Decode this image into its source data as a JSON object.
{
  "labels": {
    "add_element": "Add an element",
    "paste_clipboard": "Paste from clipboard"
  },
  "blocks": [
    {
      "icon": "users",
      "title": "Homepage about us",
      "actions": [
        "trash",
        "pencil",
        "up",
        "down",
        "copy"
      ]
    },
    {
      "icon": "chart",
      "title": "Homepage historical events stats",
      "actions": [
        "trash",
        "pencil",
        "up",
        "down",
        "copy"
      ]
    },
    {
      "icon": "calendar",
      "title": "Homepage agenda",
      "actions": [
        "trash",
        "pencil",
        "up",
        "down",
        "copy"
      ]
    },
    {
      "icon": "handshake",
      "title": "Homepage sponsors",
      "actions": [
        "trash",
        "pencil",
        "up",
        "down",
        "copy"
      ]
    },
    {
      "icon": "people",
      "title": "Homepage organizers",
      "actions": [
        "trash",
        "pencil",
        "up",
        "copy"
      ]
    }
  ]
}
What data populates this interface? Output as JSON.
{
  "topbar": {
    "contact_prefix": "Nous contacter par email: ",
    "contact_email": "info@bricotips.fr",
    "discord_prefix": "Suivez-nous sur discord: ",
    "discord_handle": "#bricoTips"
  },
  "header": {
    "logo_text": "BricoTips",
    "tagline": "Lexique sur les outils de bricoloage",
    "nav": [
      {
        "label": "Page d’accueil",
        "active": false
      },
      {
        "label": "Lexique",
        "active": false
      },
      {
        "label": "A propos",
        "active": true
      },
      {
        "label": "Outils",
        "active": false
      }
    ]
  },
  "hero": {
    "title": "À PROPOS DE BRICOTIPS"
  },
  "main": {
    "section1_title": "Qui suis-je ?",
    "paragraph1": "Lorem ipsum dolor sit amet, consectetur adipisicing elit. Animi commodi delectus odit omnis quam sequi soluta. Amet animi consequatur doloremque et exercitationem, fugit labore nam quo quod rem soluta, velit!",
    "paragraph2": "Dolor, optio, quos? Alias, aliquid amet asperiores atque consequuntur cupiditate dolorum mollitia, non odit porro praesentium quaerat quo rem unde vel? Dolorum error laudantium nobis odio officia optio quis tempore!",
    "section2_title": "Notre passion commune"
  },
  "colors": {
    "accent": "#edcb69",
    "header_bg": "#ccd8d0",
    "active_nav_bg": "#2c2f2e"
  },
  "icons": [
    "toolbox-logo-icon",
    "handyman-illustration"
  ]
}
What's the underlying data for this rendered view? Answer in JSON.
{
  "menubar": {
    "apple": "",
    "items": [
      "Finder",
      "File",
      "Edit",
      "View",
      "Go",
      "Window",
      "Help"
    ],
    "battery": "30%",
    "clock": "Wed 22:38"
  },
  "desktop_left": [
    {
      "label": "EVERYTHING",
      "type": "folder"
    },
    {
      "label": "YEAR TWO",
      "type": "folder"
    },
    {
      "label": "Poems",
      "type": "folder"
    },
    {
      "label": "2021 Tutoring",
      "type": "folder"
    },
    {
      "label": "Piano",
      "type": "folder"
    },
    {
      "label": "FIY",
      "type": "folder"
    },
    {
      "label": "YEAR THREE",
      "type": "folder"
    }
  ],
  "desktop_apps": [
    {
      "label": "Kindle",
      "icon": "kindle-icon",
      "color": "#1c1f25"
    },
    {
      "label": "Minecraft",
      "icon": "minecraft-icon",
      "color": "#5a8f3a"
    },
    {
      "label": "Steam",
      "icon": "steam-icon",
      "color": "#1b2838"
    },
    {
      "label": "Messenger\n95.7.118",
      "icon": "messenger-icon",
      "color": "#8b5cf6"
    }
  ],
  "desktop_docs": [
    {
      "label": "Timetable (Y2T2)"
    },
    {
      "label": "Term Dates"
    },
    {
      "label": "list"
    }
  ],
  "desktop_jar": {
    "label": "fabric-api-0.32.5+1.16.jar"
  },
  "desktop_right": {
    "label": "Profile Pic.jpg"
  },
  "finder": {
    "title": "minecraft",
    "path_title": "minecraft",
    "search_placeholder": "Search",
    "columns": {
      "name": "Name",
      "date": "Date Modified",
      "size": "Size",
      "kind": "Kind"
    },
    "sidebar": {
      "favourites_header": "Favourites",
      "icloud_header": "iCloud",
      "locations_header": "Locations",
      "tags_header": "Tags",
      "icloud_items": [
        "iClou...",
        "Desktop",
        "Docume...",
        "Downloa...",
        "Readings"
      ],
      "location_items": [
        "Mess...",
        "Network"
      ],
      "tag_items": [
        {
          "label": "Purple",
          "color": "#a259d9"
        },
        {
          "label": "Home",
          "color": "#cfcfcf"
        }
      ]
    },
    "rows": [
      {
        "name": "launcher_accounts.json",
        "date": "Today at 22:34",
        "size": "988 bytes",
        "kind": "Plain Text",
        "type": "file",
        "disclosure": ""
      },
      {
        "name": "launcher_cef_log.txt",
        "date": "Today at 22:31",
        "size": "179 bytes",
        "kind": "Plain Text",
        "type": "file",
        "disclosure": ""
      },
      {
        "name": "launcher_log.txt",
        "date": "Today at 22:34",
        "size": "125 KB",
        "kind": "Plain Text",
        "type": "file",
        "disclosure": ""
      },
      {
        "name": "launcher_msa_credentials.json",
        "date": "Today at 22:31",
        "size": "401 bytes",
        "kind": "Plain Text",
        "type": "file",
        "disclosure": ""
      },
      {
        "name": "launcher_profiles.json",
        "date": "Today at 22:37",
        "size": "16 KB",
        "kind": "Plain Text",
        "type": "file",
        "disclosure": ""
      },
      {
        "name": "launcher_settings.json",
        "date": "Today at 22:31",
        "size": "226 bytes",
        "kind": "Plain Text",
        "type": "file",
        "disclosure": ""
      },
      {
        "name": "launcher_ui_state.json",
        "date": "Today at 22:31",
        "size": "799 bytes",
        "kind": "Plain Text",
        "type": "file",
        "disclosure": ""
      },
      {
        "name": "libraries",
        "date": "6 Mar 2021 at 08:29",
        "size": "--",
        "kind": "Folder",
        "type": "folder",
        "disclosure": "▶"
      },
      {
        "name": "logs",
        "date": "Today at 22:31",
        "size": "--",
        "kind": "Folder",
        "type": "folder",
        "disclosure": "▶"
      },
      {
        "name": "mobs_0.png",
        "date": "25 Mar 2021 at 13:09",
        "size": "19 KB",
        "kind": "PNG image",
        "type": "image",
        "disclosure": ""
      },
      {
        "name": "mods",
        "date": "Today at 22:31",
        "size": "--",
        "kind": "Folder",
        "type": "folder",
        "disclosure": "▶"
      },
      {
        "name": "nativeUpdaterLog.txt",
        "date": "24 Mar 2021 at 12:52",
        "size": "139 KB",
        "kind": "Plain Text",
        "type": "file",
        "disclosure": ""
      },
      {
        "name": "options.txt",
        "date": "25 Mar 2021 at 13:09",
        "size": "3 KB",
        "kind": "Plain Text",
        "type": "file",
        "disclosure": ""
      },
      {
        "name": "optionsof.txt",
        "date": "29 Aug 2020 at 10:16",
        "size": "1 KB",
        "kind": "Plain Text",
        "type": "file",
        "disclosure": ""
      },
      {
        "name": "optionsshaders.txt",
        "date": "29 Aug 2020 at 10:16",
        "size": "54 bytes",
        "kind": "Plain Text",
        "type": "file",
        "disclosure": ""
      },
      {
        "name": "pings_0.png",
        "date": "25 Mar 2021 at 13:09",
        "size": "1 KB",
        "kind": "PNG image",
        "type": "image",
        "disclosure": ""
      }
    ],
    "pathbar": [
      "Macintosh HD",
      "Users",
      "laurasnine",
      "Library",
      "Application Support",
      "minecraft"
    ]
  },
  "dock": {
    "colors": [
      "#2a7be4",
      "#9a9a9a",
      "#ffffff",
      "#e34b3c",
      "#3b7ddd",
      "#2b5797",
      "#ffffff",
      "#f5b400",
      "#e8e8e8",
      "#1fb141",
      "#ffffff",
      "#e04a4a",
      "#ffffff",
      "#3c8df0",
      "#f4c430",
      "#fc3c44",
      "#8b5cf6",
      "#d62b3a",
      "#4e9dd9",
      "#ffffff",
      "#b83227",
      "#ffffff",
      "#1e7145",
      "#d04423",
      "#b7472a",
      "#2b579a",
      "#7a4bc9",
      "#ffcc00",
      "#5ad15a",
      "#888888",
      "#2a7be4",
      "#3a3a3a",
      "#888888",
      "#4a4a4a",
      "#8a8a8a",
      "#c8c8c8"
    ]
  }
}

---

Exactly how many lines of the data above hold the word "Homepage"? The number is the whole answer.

Solution to this task:
5